Requirement: Using the entries below, give the count of lines that hold "screenshot". Say nothing besides the number.
--------------------
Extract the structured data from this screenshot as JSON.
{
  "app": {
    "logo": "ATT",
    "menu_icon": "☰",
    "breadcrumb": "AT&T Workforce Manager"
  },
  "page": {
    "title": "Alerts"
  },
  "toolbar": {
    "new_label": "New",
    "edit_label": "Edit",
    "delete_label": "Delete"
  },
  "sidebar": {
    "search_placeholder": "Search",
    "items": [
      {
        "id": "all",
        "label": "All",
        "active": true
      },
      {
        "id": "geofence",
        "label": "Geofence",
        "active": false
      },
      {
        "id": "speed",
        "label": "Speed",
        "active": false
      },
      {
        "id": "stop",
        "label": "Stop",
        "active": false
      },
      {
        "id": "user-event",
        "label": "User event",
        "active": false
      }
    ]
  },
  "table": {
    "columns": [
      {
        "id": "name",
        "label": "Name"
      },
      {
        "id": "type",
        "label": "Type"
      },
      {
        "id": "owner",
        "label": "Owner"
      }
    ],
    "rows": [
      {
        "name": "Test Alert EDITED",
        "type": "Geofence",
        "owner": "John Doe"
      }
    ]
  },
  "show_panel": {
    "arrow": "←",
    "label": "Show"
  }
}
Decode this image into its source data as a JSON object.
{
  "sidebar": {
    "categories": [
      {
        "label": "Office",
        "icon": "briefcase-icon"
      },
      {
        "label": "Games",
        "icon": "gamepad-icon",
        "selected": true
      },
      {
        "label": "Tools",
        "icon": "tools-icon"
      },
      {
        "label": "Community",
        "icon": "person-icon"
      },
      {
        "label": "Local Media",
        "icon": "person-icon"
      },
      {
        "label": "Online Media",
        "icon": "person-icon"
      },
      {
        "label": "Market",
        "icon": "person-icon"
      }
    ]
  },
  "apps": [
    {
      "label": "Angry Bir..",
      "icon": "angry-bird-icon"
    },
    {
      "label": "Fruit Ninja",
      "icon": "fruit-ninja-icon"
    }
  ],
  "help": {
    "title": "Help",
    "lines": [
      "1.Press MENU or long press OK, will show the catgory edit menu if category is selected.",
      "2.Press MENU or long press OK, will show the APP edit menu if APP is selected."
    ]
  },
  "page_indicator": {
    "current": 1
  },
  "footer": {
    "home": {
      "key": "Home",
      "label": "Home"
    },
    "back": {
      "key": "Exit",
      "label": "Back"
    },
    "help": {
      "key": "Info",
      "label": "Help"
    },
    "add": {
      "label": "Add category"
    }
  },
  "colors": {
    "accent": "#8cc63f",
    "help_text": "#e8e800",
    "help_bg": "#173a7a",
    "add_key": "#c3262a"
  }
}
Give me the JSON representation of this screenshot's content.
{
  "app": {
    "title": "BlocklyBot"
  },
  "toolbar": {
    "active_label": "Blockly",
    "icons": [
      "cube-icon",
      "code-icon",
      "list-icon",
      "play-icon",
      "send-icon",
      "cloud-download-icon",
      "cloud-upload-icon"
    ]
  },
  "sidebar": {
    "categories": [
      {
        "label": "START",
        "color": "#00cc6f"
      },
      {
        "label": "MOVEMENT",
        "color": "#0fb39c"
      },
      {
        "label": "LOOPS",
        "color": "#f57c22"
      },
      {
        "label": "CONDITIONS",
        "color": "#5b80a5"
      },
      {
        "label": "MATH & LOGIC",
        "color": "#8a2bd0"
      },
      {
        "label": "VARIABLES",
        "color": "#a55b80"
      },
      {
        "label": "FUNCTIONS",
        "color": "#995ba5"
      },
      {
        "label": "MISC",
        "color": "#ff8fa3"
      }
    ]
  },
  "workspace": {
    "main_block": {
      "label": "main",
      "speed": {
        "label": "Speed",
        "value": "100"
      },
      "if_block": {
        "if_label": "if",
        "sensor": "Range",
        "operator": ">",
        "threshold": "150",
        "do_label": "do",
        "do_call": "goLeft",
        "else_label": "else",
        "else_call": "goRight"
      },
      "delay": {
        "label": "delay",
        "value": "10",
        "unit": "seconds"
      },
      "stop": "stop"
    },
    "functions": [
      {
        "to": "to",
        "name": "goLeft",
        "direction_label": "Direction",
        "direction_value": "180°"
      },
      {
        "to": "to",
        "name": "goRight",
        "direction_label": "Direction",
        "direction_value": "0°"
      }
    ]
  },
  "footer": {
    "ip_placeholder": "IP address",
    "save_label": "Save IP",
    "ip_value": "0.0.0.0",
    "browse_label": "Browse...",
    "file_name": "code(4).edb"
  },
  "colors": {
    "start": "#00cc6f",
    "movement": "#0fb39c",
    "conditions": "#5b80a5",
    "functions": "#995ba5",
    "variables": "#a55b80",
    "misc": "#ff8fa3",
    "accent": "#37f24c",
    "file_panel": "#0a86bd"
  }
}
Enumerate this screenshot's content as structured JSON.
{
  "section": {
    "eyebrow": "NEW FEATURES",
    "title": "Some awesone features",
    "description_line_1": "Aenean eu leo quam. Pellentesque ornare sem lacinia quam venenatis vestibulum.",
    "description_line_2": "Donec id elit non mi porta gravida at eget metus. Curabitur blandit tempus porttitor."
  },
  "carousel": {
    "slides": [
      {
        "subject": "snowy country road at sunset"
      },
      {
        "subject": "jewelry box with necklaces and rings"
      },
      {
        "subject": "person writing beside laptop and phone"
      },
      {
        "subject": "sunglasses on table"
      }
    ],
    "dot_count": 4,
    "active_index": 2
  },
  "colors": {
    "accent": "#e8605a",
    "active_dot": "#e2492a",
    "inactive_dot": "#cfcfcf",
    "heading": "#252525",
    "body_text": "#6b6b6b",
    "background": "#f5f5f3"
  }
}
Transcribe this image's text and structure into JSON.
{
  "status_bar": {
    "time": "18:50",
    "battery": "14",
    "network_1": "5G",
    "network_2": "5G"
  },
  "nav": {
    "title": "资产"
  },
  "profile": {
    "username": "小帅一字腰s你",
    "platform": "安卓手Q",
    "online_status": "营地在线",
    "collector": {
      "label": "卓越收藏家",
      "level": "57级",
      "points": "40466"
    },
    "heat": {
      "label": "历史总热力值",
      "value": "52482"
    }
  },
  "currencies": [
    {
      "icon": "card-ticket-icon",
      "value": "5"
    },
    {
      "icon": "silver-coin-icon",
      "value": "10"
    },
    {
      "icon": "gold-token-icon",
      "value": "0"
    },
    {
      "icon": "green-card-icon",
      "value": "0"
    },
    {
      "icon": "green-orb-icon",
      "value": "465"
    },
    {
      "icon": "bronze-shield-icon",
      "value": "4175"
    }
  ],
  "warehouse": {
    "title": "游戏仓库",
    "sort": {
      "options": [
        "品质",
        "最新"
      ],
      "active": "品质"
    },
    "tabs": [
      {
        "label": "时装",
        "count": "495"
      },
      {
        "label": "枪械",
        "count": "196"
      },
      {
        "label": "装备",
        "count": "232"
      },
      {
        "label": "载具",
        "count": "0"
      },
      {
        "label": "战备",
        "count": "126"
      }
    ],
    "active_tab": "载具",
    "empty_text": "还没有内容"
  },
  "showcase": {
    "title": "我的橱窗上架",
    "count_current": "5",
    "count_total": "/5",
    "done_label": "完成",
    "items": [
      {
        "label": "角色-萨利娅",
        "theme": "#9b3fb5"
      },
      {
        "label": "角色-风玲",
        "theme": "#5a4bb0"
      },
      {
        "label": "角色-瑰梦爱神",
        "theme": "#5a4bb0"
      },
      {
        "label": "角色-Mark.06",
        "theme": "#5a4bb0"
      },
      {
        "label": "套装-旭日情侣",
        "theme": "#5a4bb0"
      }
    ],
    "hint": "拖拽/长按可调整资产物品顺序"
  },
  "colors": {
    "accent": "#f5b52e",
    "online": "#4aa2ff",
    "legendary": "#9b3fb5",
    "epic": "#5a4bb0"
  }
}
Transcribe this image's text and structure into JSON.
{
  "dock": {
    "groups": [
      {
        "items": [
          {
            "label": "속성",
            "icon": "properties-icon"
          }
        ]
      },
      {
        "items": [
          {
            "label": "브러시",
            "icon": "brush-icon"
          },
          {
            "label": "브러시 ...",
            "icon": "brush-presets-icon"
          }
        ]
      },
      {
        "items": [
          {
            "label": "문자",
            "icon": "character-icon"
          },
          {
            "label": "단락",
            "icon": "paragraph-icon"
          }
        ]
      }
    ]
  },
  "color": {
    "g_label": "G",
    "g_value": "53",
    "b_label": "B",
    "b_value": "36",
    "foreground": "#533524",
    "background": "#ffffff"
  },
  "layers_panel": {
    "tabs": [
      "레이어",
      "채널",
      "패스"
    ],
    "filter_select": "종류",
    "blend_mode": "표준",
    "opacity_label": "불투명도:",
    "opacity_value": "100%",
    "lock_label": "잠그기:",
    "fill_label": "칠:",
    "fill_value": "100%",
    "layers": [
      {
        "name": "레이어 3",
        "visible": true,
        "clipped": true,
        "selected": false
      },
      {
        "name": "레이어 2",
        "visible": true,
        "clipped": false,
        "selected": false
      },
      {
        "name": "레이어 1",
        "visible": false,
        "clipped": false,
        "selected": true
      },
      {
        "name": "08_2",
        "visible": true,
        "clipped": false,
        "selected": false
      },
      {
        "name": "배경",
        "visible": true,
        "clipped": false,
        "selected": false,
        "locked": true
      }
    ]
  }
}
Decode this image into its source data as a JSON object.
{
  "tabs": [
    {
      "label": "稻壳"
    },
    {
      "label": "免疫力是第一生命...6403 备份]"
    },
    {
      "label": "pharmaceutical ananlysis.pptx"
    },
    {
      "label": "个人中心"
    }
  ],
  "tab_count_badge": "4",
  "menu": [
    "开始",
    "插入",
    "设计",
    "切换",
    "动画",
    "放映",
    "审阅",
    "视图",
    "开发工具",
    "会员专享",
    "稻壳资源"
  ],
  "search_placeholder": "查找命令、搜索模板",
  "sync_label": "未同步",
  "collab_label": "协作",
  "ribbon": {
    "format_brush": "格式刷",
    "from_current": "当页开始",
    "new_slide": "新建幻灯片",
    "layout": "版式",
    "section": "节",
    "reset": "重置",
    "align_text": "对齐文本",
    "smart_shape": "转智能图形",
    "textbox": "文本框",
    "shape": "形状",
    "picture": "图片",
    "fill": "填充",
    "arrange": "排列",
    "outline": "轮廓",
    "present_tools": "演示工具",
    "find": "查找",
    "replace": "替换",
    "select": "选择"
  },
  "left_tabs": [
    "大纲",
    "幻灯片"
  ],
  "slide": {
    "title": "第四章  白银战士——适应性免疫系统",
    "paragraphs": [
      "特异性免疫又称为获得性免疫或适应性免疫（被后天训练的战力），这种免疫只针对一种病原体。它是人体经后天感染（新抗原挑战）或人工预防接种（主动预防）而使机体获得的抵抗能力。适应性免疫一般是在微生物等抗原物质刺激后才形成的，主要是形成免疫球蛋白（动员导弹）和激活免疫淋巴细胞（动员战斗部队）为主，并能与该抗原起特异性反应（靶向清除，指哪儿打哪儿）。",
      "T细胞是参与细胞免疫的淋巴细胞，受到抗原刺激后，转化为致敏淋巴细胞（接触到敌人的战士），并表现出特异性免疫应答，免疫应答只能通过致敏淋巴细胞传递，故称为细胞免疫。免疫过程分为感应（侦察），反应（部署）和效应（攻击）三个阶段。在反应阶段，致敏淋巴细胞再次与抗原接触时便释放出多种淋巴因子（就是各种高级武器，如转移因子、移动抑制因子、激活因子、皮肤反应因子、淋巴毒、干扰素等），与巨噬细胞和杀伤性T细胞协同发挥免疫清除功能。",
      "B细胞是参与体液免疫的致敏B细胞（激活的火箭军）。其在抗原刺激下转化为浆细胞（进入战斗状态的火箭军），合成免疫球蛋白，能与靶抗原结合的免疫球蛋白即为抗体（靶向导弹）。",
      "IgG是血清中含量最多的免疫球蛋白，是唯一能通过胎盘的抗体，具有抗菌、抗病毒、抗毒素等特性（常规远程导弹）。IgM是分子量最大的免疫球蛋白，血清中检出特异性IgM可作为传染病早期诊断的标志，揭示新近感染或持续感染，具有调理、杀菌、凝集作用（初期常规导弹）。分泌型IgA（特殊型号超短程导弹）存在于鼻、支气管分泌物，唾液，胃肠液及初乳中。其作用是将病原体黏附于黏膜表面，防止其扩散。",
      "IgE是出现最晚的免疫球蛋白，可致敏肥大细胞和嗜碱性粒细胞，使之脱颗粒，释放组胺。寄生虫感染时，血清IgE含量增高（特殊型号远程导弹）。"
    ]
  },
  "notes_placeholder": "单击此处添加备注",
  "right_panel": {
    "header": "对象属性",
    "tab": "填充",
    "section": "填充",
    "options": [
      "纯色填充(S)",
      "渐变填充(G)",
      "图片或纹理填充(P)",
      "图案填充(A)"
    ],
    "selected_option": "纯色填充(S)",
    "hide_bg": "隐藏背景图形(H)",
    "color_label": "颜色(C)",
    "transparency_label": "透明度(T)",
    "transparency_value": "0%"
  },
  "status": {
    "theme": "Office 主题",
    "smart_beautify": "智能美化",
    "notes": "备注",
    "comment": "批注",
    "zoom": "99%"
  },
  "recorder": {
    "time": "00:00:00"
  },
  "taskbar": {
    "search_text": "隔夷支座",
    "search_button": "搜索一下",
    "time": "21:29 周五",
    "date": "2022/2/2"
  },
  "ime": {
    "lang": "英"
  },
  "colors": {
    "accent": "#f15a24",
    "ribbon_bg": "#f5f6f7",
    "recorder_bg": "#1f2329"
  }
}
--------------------
Solution for this task: 3